**TASK INSTRUCTIONS**.
Work through the data below line by line and say how many lines hold "views"; give only the number.
-- DATASET EXTRACT follows --
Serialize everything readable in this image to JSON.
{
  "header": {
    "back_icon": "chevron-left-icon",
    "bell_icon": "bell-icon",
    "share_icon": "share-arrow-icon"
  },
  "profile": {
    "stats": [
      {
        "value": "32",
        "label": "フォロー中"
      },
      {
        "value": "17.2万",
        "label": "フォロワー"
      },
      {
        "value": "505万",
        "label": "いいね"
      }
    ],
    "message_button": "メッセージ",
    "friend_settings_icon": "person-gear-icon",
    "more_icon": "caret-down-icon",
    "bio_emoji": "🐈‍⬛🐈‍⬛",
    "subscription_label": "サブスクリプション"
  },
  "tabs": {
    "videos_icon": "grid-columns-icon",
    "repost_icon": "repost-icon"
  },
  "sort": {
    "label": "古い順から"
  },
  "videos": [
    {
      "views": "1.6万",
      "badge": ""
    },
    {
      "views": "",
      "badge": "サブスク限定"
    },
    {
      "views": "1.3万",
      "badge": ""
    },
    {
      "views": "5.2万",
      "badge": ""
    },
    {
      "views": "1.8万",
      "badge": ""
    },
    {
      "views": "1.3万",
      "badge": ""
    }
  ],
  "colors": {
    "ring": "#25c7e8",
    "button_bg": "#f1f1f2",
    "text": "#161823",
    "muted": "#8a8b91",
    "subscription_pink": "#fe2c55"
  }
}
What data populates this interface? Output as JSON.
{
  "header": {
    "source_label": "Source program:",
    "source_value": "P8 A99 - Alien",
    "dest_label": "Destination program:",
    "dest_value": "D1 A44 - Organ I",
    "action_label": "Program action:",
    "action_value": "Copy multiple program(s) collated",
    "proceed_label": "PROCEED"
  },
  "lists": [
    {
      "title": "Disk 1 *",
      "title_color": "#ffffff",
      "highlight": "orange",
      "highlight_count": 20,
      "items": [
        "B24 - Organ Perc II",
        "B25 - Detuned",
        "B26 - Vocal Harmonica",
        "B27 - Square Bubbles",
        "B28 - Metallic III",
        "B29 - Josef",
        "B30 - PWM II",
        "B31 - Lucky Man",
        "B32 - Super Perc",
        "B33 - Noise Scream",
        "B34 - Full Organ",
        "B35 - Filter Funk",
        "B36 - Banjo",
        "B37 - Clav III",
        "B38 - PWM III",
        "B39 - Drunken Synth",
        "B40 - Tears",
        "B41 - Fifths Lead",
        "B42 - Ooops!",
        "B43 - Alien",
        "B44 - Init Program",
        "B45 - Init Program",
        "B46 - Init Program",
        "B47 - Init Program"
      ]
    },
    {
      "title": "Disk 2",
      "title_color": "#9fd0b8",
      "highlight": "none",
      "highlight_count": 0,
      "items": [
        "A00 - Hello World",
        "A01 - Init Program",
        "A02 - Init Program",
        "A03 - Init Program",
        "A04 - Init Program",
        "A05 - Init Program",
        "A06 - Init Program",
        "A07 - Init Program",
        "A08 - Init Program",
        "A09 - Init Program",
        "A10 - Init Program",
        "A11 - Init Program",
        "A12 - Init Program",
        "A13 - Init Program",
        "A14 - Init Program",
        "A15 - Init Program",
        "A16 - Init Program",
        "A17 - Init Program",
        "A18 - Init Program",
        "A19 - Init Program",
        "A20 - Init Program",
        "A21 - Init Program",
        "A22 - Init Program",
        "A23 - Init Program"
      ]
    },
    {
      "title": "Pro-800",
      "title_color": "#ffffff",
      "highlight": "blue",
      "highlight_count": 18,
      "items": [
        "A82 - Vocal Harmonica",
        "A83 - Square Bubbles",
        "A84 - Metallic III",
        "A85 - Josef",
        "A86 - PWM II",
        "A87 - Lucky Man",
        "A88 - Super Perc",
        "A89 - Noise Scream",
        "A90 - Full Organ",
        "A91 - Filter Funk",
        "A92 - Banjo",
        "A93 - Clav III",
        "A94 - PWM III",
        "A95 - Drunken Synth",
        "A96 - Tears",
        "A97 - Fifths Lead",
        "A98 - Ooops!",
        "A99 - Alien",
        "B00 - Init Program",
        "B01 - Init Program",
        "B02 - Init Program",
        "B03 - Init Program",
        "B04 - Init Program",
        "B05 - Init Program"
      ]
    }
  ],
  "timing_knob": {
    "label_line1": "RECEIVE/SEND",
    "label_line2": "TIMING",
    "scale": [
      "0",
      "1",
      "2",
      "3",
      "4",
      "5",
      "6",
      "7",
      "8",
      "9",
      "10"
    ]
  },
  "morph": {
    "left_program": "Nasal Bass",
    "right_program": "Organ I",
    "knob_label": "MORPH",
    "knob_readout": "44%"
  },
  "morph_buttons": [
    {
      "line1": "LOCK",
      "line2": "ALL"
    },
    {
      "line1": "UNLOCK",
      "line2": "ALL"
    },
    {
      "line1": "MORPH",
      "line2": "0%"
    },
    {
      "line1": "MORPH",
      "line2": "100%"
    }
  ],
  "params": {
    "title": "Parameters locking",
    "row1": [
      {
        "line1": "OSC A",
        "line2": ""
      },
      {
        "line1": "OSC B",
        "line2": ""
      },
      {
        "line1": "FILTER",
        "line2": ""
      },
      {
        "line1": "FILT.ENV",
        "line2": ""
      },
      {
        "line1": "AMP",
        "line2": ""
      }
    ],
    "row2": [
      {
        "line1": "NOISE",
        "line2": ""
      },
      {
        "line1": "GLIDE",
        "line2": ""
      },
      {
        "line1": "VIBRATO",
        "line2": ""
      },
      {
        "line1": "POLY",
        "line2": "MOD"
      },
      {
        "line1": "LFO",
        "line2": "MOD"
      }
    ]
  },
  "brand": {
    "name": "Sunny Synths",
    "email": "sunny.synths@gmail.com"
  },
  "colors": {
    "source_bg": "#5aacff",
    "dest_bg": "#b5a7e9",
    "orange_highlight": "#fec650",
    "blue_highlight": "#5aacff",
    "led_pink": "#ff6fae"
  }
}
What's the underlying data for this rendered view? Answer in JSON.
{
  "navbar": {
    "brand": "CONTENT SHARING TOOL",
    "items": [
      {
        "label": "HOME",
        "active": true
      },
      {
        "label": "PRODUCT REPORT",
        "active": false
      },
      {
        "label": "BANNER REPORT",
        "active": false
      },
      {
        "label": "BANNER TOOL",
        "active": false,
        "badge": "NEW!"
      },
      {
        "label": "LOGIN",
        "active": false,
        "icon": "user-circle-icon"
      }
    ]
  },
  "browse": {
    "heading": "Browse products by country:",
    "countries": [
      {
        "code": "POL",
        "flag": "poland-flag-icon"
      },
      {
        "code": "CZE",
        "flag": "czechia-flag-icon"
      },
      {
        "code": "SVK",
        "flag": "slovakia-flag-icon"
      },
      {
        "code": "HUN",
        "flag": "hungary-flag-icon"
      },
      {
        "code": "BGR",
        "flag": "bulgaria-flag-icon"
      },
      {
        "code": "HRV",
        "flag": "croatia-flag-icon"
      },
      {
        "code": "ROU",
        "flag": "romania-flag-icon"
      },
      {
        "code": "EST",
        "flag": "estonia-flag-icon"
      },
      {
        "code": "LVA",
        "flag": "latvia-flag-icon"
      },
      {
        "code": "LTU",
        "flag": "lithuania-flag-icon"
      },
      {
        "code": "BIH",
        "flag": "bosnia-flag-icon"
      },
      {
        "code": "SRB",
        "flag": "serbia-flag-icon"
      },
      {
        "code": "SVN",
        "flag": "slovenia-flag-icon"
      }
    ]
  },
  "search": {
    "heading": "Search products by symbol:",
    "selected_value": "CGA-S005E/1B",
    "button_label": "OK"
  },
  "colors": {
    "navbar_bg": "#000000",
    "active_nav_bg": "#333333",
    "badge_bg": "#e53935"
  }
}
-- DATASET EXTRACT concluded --
**ANSWER BOX**.
6